YOUR ASSIGNMENT: Please retype the data below line for line and leave out every picture.

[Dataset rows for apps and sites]
= = = = =
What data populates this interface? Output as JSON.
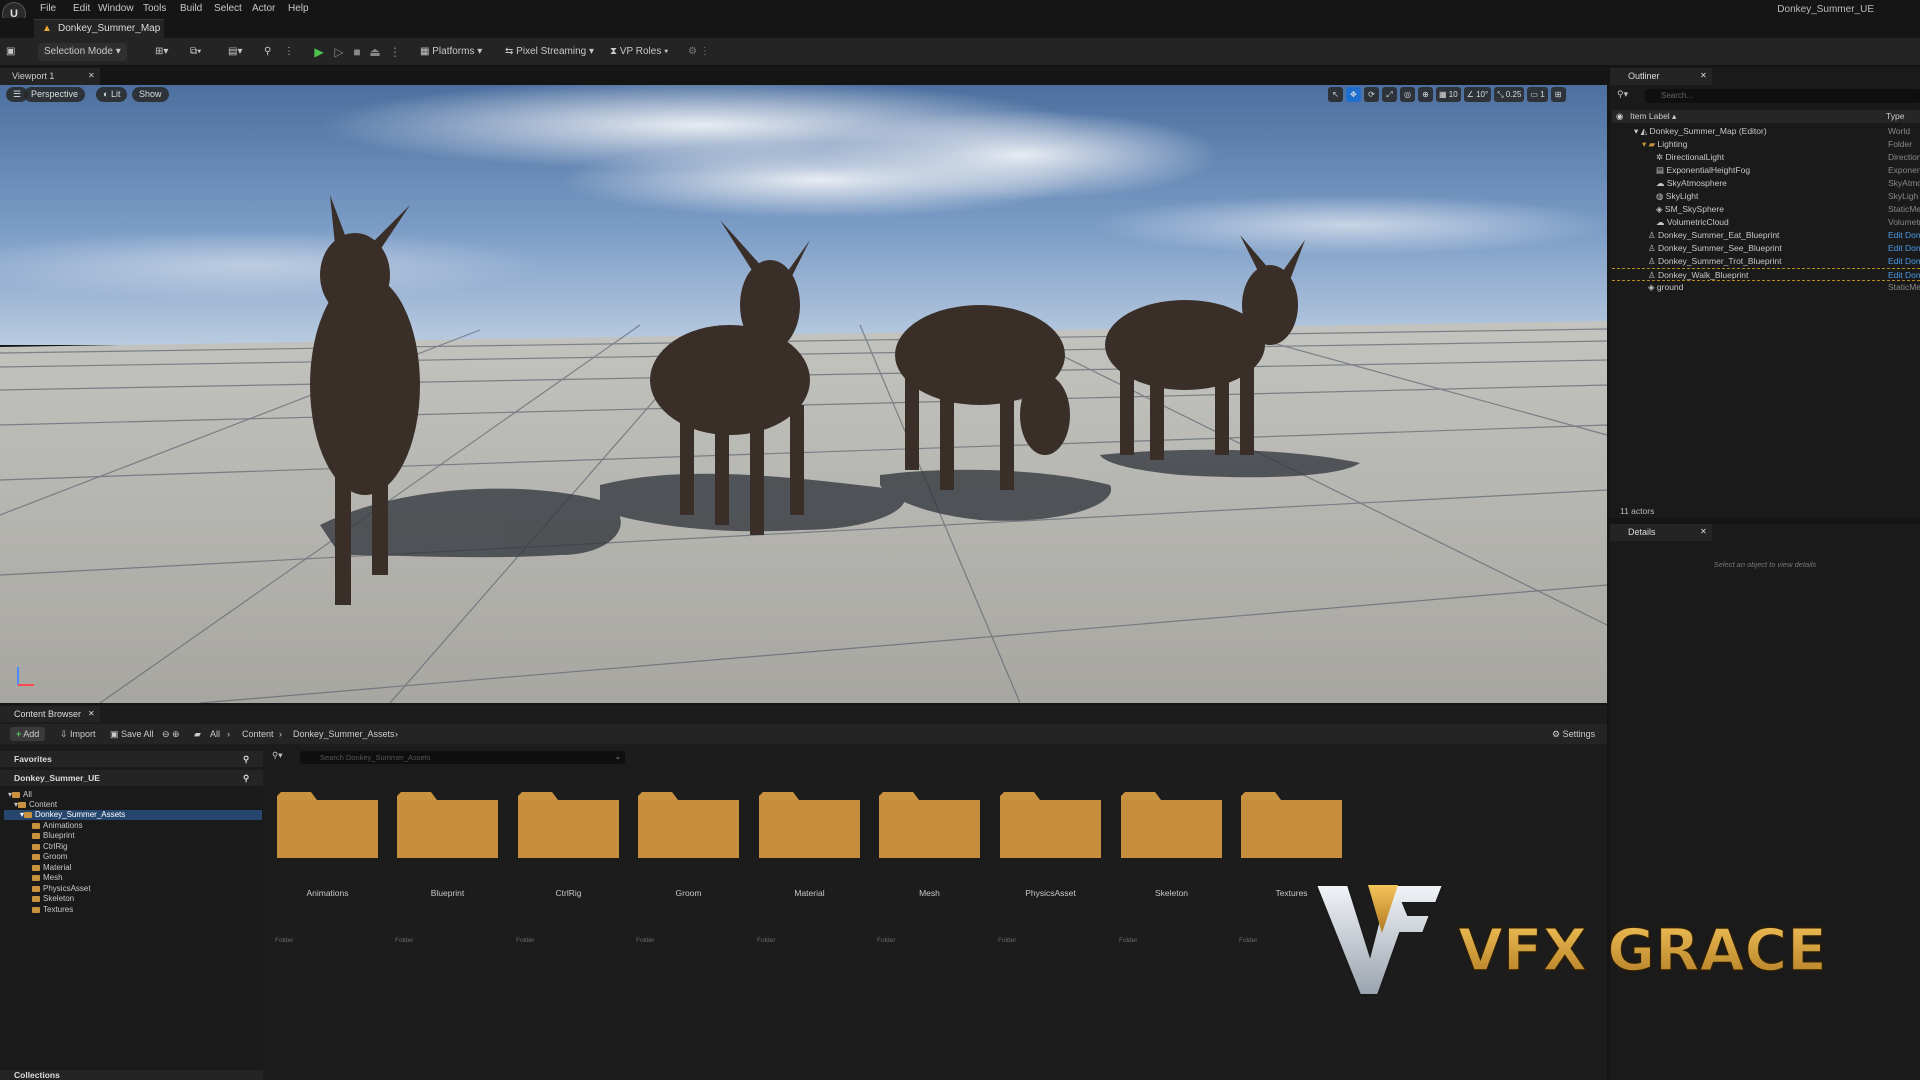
{
  "menubar": {
    "logo": "U",
    "items": [
      "File",
      "Edit",
      "Window",
      "Tools",
      "Build",
      "Select",
      "Actor",
      "Help"
    ],
    "project_name": "Donkey_Summer_UE"
  },
  "level_tab": {
    "label": "Donkey_Summer_Map"
  },
  "toolbar": {
    "selection_mode": "Selection Mode",
    "platforms": "Platforms",
    "pixel_streaming": "Pixel Streaming",
    "vp_roles": "VP Roles"
  },
  "viewport": {
    "tab_label": "Viewport 1",
    "perspective": "Perspective",
    "lit": "Lit",
    "show": "Show",
    "grid_snap": "10",
    "rotation_snap": "10°",
    "scale_snap": "0.25",
    "camera_speed": "1"
  },
  "outliner": {
    "tab_label": "Outliner",
    "search_placeholder": "Search...",
    "col_label": "Item Label ▴",
    "col_type": "Type",
    "rows": [
      {
        "label": "Donkey_Summer_Map (Editor)",
        "type": "World"
      },
      {
        "label": "Lighting",
        "type": "Folder"
      },
      {
        "label": "DirectionalLight",
        "type": "Directiona"
      },
      {
        "label": "ExponentialHeightFog",
        "type": "Exponen"
      },
      {
        "label": "SkyAtmosphere",
        "type": "SkyAtmo"
      },
      {
        "label": "SkyLight",
        "type": "SkyLigh"
      },
      {
        "label": "SM_SkySphere",
        "type": "StaticMe"
      },
      {
        "label": "VolumetricCloud",
        "type": "Volumetr"
      },
      {
        "label": "Donkey_Summer_Eat_Blueprint",
        "type": "Edit Don"
      },
      {
        "label": "Donkey_Summer_See_Blueprint",
        "type": "Edit Don"
      },
      {
        "label": "Donkey_Summer_Trot_Blueprint",
        "type": "Edit Don"
      },
      {
        "label": "Donkey_Walk_Blueprint",
        "type": "Edit Don"
      },
      {
        "label": "ground",
        "type": "StaticMe"
      }
    ],
    "actor_count": "11 actors"
  },
  "details": {
    "tab_label": "Details",
    "empty_text": "Select an object to view details"
  },
  "content_browser": {
    "tab_label": "Content Browser",
    "add": "Add",
    "import": "Import",
    "save_all": "Save All",
    "path": [
      "All",
      "Content",
      "Donkey_Summer_Assets"
    ],
    "settings": "Settings",
    "favorites": "Favorites",
    "project_root": "Donkey_Summer_UE",
    "tree": [
      "All",
      "Content",
      "Donkey_Summer_Assets",
      "Animations",
      "Blueprint",
      "CtrlRig",
      "Groom",
      "Material",
      "Mesh",
      "PhysicsAsset",
      "Skeleton",
      "Textures"
    ],
    "search_placeholder": "Search Donkey_Summer_Assets",
    "folders": [
      {
        "name": "Animations",
        "kind": "Folder"
      },
      {
        "name": "Blueprint",
        "kind": "Folder"
      },
      {
        "name": "CtrlRig",
        "kind": "Folder"
      },
      {
        "name": "Groom",
        "kind": "Folder"
      },
      {
        "name": "Material",
        "kind": "Folder"
      },
      {
        "name": "Mesh",
        "kind": "Folder"
      },
      {
        "name": "PhysicsAsset",
        "kind": "Folder"
      },
      {
        "name": "Skeleton",
        "kind": "Folder"
      },
      {
        "name": "Textures",
        "kind": "Folder"
      }
    ],
    "collections": "Collections"
  },
  "watermark": {
    "text": "VFX GRACE"
  },
  "colors": {
    "panel_bg": "#1a1a1a",
    "toolbar_bg": "#242424",
    "selection_blue": "#26466e",
    "folder_tan": "#c9923e",
    "play_green": "#4fc24f",
    "link_blue": "#4a9ae8"
  }
}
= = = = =
TASK OUTPUT:
What data populates this interface? Output as JSON.
{
  "menubar": {
    "logo": "U",
    "items": [
      "File",
      "Edit",
      "Window",
      "Tools",
      "Build",
      "Select",
      "Actor",
      "Help"
    ],
    "project_name": "Donkey_Summer_UE"
  },
  "level_tab": {
    "label": "Donkey_Summer_Map"
  },
  "toolbar": {
    "selection_mode": "Selection Mode",
    "platforms": "Platforms",
    "pixel_streaming": "Pixel Streaming",
    "vp_roles": "VP Roles"
  },
  "viewport": {
    "tab_label": "Viewport 1",
    "perspective": "Perspective",
    "lit": "Lit",
    "show": "Show",
    "grid_snap": "10",
    "rotation_snap": "10°",
    "scale_snap": "0.25",
    "camera_speed": "1"
  },
  "outliner": {
    "tab_label": "Outliner",
    "search_placeholder": "Search...",
    "col_label": "Item Label ▴",
    "col_type": "Type",
    "rows": [
      {
        "label": "Donkey_Summer_Map (Editor)",
        "type": "World"
      },
      {
        "label": "Lighting",
        "type": "Folder"
      },
      {
        "label": "DirectionalLight",
        "type": "Directiona"
      },
      {
        "label": "ExponentialHeightFog",
        "type": "Exponen"
      },
      {
        "label": "SkyAtmosphere",
        "type": "SkyAtmo"
      },
      {
        "label": "SkyLight",
        "type": "SkyLigh"
      },
      {
        "label": "SM_SkySphere",
        "type": "StaticMe"
      },
      {
        "label": "VolumetricCloud",
        "type": "Volumetr"
      },
      {
        "label": "Donkey_Summer_Eat_Blueprint",
        "type": "Edit Don"
      },
      {
        "label": "Donkey_Summer_See_Blueprint",
        "type": "Edit Don"
      },
      {
        "label": "Donkey_Summer_Trot_Blueprint",
        "type": "Edit Don"
      },
      {
        "label": "Donkey_Walk_Blueprint",
        "type": "Edit Don"
      },
      {
        "label": "ground",
        "type": "StaticMe"
      }
    ],
    "actor_count": "11 actors"
  },
  "details": {
    "tab_label": "Details",
    "empty_text": "Select an object to view details"
  },
  "content_browser": {
    "tab_label": "Content Browser",
    "add": "Add",
    "import": "Import",
    "save_all": "Save All",
    "path": [
      "All",
      "Content",
      "Donkey_Summer_Assets"
    ],
    "settings": "Settings",
    "favorites": "Favorites",
    "project_root": "Donkey_Summer_UE",
    "tree": [
      "All",
      "Content",
      "Donkey_Summer_Assets",
      "Animations",
      "Blueprint",
      "CtrlRig",
      "Groom",
      "Material",
      "Mesh",
      "PhysicsAsset",
      "Skeleton",
      "Textures"
    ],
    "search_placeholder": "Search Donkey_Summer_Assets",
    "folders": [
      {
        "name": "Animations",
        "kind": "Folder"
      },
      {
        "name": "Blueprint",
        "kind": "Folder"
      },
      {
        "name": "CtrlRig",
        "kind": "Folder"
      },
      {
        "name": "Groom",
        "kind": "Folder"
      },
      {
        "name": "Material",
        "kind": "Folder"
      },
      {
        "name": "Mesh",
        "kind": "Folder"
      },
      {
        "name": "PhysicsAsset",
        "kind": "Folder"
      },
      {
        "name": "Skeleton",
        "kind": "Folder"
      },
      {
        "name": "Textures",
        "kind": "Folder"
      }
    ],
    "collections": "Collections"
  },
  "watermark": {
    "text": "VFX GRACE"
  },
  "colors": {
    "panel_bg": "#1a1a1a",
    "toolbar_bg": "#242424",
    "selection_blue": "#26466e",
    "folder_tan": "#c9923e",
    "play_green": "#4fc24f",
    "link_blue": "#4a9ae8"
  }
}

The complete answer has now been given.